- Conventional Technologies Used in Unconventional Ways – The Federal Circuit points out that “conventional separation technologies can be used in unconventional ways” in Illumina, Inc. v. Ariosa Diagnostics, Inc.
- Foreign Visitor’s Unborn Child Not a ‘Person’ – A fetus traveling to the United States does not qualify as a legal “person” under the Vaccine Act.
- Judgment as a Discovery Sanction was Appropriate – A TTAB trademark cancellation in the form of a discovery sanction subsequently affirmed by the Federal Circuit.
Here’s the latest.
Federal Circuit Indicates Conventional Technologies Can Be Used in Unconventional Ways

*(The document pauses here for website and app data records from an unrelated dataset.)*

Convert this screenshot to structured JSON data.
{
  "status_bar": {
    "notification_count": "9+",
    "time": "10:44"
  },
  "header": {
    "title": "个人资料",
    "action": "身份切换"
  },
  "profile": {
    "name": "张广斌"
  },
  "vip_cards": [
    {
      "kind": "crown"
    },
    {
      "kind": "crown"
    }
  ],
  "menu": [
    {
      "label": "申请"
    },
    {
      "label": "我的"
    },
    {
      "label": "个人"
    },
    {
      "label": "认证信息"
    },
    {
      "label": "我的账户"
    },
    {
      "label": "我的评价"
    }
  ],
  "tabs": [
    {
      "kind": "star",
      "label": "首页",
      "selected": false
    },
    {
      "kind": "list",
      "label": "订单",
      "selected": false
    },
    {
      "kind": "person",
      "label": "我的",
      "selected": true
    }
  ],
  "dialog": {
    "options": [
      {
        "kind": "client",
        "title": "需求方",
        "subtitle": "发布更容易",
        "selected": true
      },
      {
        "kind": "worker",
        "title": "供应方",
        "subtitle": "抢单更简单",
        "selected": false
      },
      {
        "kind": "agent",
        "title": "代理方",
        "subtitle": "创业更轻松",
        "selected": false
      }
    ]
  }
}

Reported by John M. Rogitz on ipwatchdog.com
In the article, Rogitz focuses on a quote from the Federal Circuit’s recent modified opinion in Illumina, Inc. v. Ariosa Diagnostics, Inc. The case involved a DNA separation method that separates maternal DNA from fetal DNA for which the Federal Circuit ruled the claims to not be directed at an abstract idea. The Federal Circuit partially decided that the claims failed the Alice step one analysis based on finding that the claims were “conventional,” typically an Alice step 2 inquiry. The Federal Circuit went on to highlight that “conventional separation technologies can be used in unconventional ways.” Rogitz gives insight on what this quote could mean for future Alice rulings:
[T]he Federal Circuit’s analysis from this modified opinion is important because in many abstract idea rejections, particularly in the computer technology arts, the examiner often cuts off the analysis by simply alleging “conventionality” with a conclusory statement. But of course, conventional processors may be used in unconventional (new) ways, just as DNA separation techniques can be. Coupled with the (commonly neglected) requirement of Berkheimer v. HP, Inc. to support an allegation of “conventional” at Alice Step 2 with evidence, this Illumina decision may provide a stronger counterargument to abstract idea rejections.
For more on this case, see our coverage.
Foreign visitor’s unborn child not a ‘person’ under Vaccine Act, Federal Circuit holds
Reported by Barbara Grzincic on reuters.com
In Dupuch-Carron v. HHS, the Federal Circuit held that a Bahamian woman’s in utero child does not meet the qualifications for later compensation under the National Vaccine Injury Compensation Act. The Vaccine Act provides compensation for persons who receive injurious vaccinations outside the United States and then return to the United States within a six month period. Because the child was given the vaccinations in utero and then traveled to the United States in utero, the unborn child does not qualify as a “person” who returned to the country under the Vaccine Act. Grzincic further explains the Federal Circuit’s reasoning:
The  amendment [to the Vaccine Act] incorporated part of the 21st Century Cures Act to allow compensation for children who were injured as a result of vaccines administered to their mothers during pregnancy. However, the amendment applies only after the child is born, the Federal Circuit said; it did not change the Vaccine Act’s definition of a ‘person’ as ‘every infant member of the species homo sapiens who is born alive at any stage of development.’
Federal Circuit: TTAB’s Decision To Enter Judgment As A Discovery Sanction Was Appropriate
Reported by Melissa Scott on jdsupra.com
The Federal Circuit in Kaszuba v. Iancu, affirmed a Trademark Trial and Appeal Board (“TTAB”) decision imposing judgement against Kaszuba in the form of a discovery sanction, thus, cancelling Kaszuba’s alcohol trademark entirely. The harsh sanction imposed by the TTAB followed after Kaszuba repeatedly refused to comply with the TTAB’s numerous discovery orders. Even after being warned by the TTAB and threatened with sanctions, Kaszuba still failed to comply and later found no sympathy from the Federal Circuit. Scott highlights this key takeaway:
The Federal Circuit’s decision underscores the need to timely comply with discovery obligations and the specifics of TTAB Orders. Failure to do so, can result in the loss of trademark rights—a result that all parties and trademark practitioners obviously want to avoid. Yet another reminder that parties and counsel’s conduct before the TTAB should be above reproach.